Amanda Beard is a United States Olympic swimmer.  She’s good in the water, but in print, she’s barely tolerable as a sexual siren wannabee.  There’s nothing harder to witness than an unsuccessful seller of sexuality failing at her primary directive:  Love me, Daddy, because I’m overly airbrushed and sensual.


Amanda Beard wants to be a sex-kitten.  She poses.  She prances.  She tries to flirt, but her stony face and wooden body do not percolate a sensuality that sells.  Can we blame her for trying; or must we blame the advertisers paying her to influence us?

 

Amanda Beard even got a shot in Playboy to show her wares. 

She wore us out with an air-brushed body and a face that conveys no human expression.

 

Go Daddy also hired Ms. Beard to sell their website hosting service. 

Again, she failed because instead of watching her sell us domain registration services, we turned away from the television because it was too painful watching her try to be something she is not:  Sexually persuasive.

 

Sometimes it is better to just want to be the best swimmer and not yearn for fame or for a job you cannot effectively produce.

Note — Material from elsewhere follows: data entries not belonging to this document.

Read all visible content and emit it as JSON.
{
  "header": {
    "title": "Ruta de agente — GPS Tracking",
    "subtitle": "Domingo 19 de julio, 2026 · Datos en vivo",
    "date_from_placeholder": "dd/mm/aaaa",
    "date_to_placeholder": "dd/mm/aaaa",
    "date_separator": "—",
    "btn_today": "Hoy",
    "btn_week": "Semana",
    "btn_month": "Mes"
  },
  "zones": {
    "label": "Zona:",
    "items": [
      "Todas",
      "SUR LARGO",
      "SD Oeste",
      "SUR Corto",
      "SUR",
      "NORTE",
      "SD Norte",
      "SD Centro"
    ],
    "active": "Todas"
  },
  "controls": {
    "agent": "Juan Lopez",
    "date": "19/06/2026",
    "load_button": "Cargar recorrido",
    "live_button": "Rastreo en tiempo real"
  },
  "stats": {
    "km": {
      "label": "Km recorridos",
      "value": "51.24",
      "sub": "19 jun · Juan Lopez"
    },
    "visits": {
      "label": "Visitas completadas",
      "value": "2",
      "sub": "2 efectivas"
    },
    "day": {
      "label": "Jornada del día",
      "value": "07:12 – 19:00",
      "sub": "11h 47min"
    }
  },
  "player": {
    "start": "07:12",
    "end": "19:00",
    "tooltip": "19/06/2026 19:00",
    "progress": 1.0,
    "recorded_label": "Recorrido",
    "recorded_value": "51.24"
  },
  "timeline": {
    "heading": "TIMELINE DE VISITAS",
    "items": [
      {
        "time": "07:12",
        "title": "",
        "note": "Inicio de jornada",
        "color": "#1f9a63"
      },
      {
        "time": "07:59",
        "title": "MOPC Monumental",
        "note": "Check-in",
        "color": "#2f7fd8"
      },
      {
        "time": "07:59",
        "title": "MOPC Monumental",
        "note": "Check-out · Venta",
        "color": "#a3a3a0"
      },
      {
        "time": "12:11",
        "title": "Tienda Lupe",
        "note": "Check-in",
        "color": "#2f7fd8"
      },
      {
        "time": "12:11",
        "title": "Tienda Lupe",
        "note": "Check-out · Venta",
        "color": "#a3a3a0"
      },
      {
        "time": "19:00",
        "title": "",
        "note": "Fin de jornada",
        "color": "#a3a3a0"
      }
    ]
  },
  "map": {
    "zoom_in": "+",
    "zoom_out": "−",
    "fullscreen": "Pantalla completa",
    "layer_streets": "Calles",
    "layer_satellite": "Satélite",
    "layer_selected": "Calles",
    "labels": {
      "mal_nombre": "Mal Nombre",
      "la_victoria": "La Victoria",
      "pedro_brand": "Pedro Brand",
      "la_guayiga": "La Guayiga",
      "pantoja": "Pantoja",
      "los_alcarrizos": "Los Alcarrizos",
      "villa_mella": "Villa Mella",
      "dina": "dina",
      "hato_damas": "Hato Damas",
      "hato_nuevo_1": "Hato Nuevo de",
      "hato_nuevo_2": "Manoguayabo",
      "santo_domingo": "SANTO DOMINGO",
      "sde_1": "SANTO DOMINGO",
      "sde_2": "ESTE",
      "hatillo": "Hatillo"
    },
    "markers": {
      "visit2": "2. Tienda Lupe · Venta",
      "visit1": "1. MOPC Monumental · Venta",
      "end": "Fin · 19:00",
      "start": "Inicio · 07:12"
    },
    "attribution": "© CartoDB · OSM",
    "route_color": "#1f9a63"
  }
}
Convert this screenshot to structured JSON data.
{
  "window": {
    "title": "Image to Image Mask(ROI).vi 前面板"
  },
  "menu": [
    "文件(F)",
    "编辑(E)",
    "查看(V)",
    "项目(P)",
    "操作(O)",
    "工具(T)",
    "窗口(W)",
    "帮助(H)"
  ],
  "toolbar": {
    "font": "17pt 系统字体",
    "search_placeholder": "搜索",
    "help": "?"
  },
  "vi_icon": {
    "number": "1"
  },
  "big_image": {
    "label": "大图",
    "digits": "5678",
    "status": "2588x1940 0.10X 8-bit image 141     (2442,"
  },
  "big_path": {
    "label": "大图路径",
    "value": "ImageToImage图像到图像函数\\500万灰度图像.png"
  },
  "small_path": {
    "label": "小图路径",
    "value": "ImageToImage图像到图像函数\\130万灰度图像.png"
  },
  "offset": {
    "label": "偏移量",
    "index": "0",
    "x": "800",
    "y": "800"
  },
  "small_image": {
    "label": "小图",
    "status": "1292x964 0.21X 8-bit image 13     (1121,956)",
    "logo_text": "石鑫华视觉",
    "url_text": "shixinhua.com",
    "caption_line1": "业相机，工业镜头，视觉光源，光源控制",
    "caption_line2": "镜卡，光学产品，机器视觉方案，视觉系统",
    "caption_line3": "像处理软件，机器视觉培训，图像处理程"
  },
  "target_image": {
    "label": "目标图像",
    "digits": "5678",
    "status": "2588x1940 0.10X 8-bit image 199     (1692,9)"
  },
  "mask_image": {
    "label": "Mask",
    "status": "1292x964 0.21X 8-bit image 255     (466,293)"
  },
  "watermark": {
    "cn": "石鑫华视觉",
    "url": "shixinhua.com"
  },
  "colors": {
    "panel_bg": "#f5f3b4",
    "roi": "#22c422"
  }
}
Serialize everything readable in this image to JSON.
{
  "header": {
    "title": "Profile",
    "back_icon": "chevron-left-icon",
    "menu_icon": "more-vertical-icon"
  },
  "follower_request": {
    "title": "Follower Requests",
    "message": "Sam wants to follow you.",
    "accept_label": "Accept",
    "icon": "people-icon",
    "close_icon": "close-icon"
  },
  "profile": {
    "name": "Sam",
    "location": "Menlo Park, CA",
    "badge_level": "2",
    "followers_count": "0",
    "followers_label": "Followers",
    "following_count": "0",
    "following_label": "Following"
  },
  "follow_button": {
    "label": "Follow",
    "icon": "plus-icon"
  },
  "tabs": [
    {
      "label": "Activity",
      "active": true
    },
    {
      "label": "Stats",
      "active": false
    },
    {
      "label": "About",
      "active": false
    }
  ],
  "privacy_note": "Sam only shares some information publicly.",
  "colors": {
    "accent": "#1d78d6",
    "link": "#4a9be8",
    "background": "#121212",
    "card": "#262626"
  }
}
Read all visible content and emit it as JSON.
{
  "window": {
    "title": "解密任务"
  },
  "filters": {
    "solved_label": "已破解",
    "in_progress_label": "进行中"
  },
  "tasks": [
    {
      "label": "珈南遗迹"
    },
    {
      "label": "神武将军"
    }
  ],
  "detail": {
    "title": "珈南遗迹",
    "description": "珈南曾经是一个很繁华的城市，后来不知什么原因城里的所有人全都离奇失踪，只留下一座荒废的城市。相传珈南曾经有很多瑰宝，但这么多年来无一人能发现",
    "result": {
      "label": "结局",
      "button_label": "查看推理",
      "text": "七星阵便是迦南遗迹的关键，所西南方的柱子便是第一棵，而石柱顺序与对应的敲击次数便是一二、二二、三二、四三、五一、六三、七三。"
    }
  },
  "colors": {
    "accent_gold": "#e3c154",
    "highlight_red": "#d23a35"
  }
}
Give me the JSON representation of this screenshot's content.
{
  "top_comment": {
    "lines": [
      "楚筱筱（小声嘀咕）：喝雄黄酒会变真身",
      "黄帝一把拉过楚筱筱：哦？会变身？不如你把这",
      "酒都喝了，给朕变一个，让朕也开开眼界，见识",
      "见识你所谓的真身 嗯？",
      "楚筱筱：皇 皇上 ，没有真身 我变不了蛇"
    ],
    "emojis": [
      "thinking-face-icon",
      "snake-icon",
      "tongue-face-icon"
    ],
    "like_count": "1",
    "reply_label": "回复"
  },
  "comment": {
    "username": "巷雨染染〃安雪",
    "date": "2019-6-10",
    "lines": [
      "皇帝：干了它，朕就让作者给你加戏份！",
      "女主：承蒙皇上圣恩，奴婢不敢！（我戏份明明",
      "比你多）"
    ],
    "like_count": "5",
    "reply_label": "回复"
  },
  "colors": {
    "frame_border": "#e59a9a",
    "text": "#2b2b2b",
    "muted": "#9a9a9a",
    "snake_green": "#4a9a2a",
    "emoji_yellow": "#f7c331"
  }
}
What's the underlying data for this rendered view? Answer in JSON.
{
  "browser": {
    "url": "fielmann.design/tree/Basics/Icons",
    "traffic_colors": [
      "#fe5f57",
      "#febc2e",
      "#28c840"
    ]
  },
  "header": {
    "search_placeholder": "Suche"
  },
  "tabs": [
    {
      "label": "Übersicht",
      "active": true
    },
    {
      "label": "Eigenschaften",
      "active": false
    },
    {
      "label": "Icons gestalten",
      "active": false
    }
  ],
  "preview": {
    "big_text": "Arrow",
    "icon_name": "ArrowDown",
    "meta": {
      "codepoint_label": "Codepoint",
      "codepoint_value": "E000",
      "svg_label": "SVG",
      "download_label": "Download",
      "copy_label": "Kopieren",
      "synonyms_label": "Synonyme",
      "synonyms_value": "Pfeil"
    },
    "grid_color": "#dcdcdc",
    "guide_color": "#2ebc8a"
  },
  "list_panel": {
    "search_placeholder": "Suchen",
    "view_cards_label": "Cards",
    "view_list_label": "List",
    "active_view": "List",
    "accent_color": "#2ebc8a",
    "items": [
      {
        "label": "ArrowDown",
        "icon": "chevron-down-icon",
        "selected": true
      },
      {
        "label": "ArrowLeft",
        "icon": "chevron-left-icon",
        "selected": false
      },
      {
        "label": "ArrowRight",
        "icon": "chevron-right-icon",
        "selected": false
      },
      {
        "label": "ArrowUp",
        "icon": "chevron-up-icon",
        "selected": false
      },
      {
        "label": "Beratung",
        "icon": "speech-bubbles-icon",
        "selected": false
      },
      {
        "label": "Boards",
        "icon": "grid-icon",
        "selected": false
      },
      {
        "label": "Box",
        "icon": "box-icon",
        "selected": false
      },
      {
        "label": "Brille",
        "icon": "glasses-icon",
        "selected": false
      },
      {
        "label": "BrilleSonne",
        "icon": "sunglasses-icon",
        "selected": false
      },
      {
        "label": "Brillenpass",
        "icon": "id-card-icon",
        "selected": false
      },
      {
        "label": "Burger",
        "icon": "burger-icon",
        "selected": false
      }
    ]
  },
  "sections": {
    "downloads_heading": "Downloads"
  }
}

Here’s the real Amanda Beard — selling her Playboy issue — and while the legs are persuasive, the head and mouth are inarticulate when it comes to meeting the muse of advertising:  Sex Forever Sells, but Androgyny is Fickle and Fleeting. 

4 Comments

  1. You turn down money to protect your reputation, Anne. Amanda was a star swimmer. Now she’s a swimmer that failed at modeling and nudie posing. She cheapened her own brand without expanding her touch.

  2. Hi David,
    The choice is tough, and whether to go for the “money” or to stick to one’s ethics was her prerogative.
    Whether someone will be influenced by this..haoo far and for how long…is also their choice.
    But, she should have known her limitations – I have never seen such an expressionless eyes who got to pose in front of the camera – being without clothes didn’t help much there.

  3. Katha —
    Celebrities are always offered deals and opportunities — but sometimes the better path is one of rejection instead of risking the good accomplishments you’ve already created.